[Task instructions]
Give the records back exactly as written, but without the images.

[Dataset rows describing interfaces]
════════════════════

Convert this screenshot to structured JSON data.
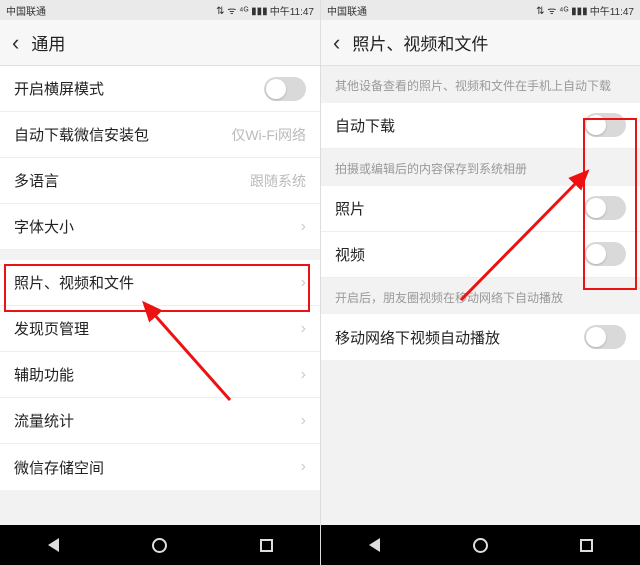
{
  "status": {
    "carrier": "中国联通",
    "icons": "⇅ ᯤ ⁴ᴳ ▮▮▮",
    "time": "中午11:47"
  },
  "left": {
    "title": "通用",
    "rows": [
      {
        "label": "开启横屏模式",
        "type": "toggle",
        "on": false
      },
      {
        "label": "自动下载微信安装包",
        "type": "value",
        "value": "仅Wi-Fi网络"
      },
      {
        "label": "多语言",
        "type": "value",
        "value": "跟随系统"
      },
      {
        "label": "字体大小",
        "type": "chevron"
      },
      {
        "label": "照片、视频和文件",
        "type": "chevron"
      },
      {
        "label": "发现页管理",
        "type": "chevron"
      },
      {
        "label": "辅助功能",
        "type": "chevron"
      },
      {
        "label": "流量统计",
        "type": "chevron"
      },
      {
        "label": "微信存储空间",
        "type": "chevron"
      }
    ]
  },
  "right": {
    "title": "照片、视频和文件",
    "note1": "其他设备查看的照片、视频和文件在手机上自动下载",
    "row_auto": "自动下载",
    "note2": "拍摄或编辑后的内容保存到系统相册",
    "row_photo": "照片",
    "row_video": "视频",
    "note3": "开启后，朋友圈视频在移动网络下自动播放",
    "row_mobile": "移动网络下视频自动播放"
  }
}
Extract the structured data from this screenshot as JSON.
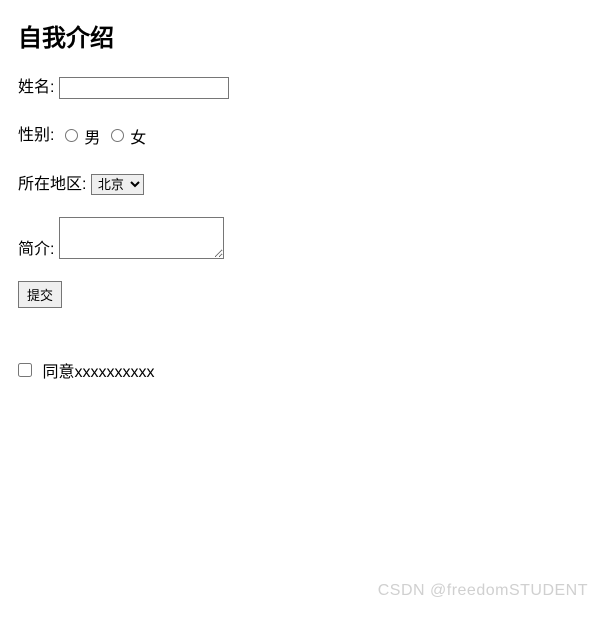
{
  "heading": "自我介绍",
  "fields": {
    "name": {
      "label": "姓名:",
      "value": ""
    },
    "gender": {
      "label": "性别:",
      "options": {
        "male": "男",
        "female": "女"
      }
    },
    "region": {
      "label": "所在地区:",
      "selected": "北京"
    },
    "bio": {
      "label": "简介:",
      "value": ""
    }
  },
  "submit_label": "提交",
  "agree": {
    "label": "同意xxxxxxxxxx"
  },
  "watermark": "CSDN @freedomSTUDENT"
}
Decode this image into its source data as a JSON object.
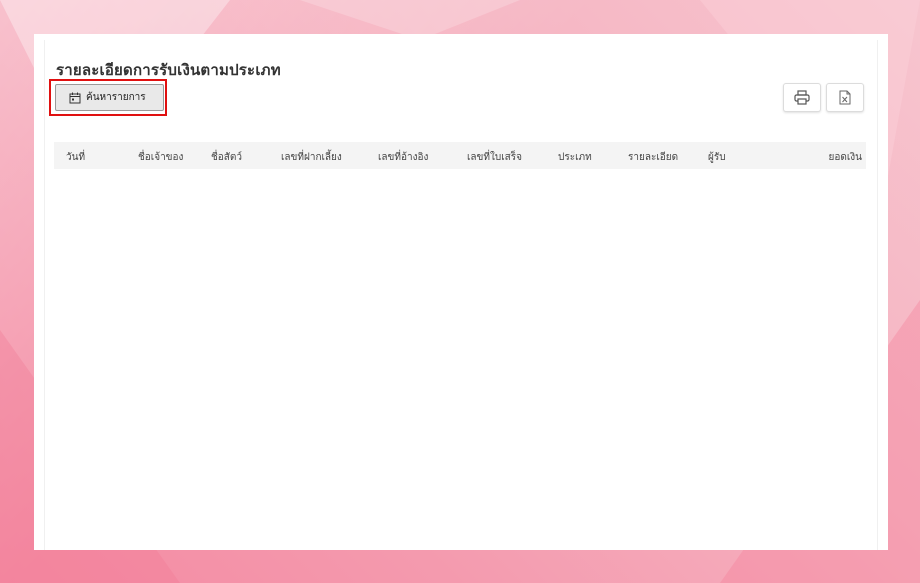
{
  "page": {
    "title": "รายละเอียดการรับเงินตามประเภท"
  },
  "toolbar": {
    "search_label": "ค้นหารายการ",
    "search_icon": "calendar-icon",
    "print_icon": "printer-icon",
    "excel_icon": "excel-file-icon"
  },
  "table": {
    "columns": [
      "วันที่",
      "ชื่อเจ้าของ",
      "ชื่อสัตว์",
      "เลขที่ฝากเลี้ยง",
      "เลขที่อ้างอิง",
      "เลขที่ใบเสร็จ",
      "ประเภท",
      "รายละเอียด",
      "ผู้รับ",
      "ยอดเงิน"
    ],
    "rows": []
  },
  "colors": {
    "highlight": "#e01010",
    "background_pink": "#f49aae"
  }
}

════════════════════

[Completed exercise]
Convert this screenshot to structured JSON data.
{
  "status": {
    "carrier": "中国联通",
    "icons": "⇅ ᯤ ⁴ᴳ ▮▮▮",
    "time": "中午11:47"
  },
  "left": {
    "title": "通用",
    "rows": [
      {
        "label": "开启横屏模式",
        "type": "toggle",
        "on": false
      },
      {
        "label": "自动下载微信安装包",
        "type": "value",
        "value": "仅Wi-Fi网络"
      },
      {
        "label": "多语言",
        "type": "value",
        "value": "跟随系统"
      },
      {
        "label": "字体大小",
        "type": "chevron"
      },
      {
        "label": "照片、视频和文件",
        "type": "chevron"
      },
      {
        "label": "发现页管理",
        "type": "chevron"
      },
      {
        "label": "辅助功能",
        "type": "chevron"
      },
      {
        "label": "流量统计",
        "type": "chevron"
      },
      {
        "label": "微信存储空间",
        "type": "chevron"
      }
    ]
  },
  "right": {
    "title": "照片、视频和文件",
    "note1": "其他设备查看的照片、视频和文件在手机上自动下载",
    "row_auto": "自动下载",
    "note2": "拍摄或编辑后的内容保存到系统相册",
    "row_photo": "照片",
    "row_video": "视频",
    "note3": "开启后，朋友圈视频在移动网络下自动播放",
    "row_mobile": "移动网络下视频自动播放"
  }
}
Extract the structured data from this screenshot as JSON.
{
  "heading": "自我介绍",
  "fields": {
    "name": {
      "label": "姓名:",
      "value": ""
    },
    "gender": {
      "label": "性别:",
      "options": {
        "male": "男",
        "female": "女"
      }
    },
    "region": {
      "label": "所在地区:",
      "selected": "北京"
    },
    "bio": {
      "label": "简介:",
      "value": ""
    }
  },
  "submit_label": "提交",
  "agree": {
    "label": "同意xxxxxxxxxx"
  },
  "watermark": "CSDN @freedomSTUDENT"
}
Decode this image into its source data as a JSON object.
{
  "page": {
    "title": "รายละเอียดการรับเงินตามประเภท"
  },
  "toolbar": {
    "search_label": "ค้นหารายการ",
    "search_icon": "calendar-icon",
    "print_icon": "printer-icon",
    "excel_icon": "excel-file-icon"
  },
  "table": {
    "columns": [
      "วันที่",
      "ชื่อเจ้าของ",
      "ชื่อสัตว์",
      "เลขที่ฝากเลี้ยง",
      "เลขที่อ้างอิง",
      "เลขที่ใบเสร็จ",
      "ประเภท",
      "รายละเอียด",
      "ผู้รับ",
      "ยอดเงิน"
    ],
    "rows": []
  },
  "colors": {
    "highlight": "#e01010",
    "background_pink": "#f49aae"
  }
}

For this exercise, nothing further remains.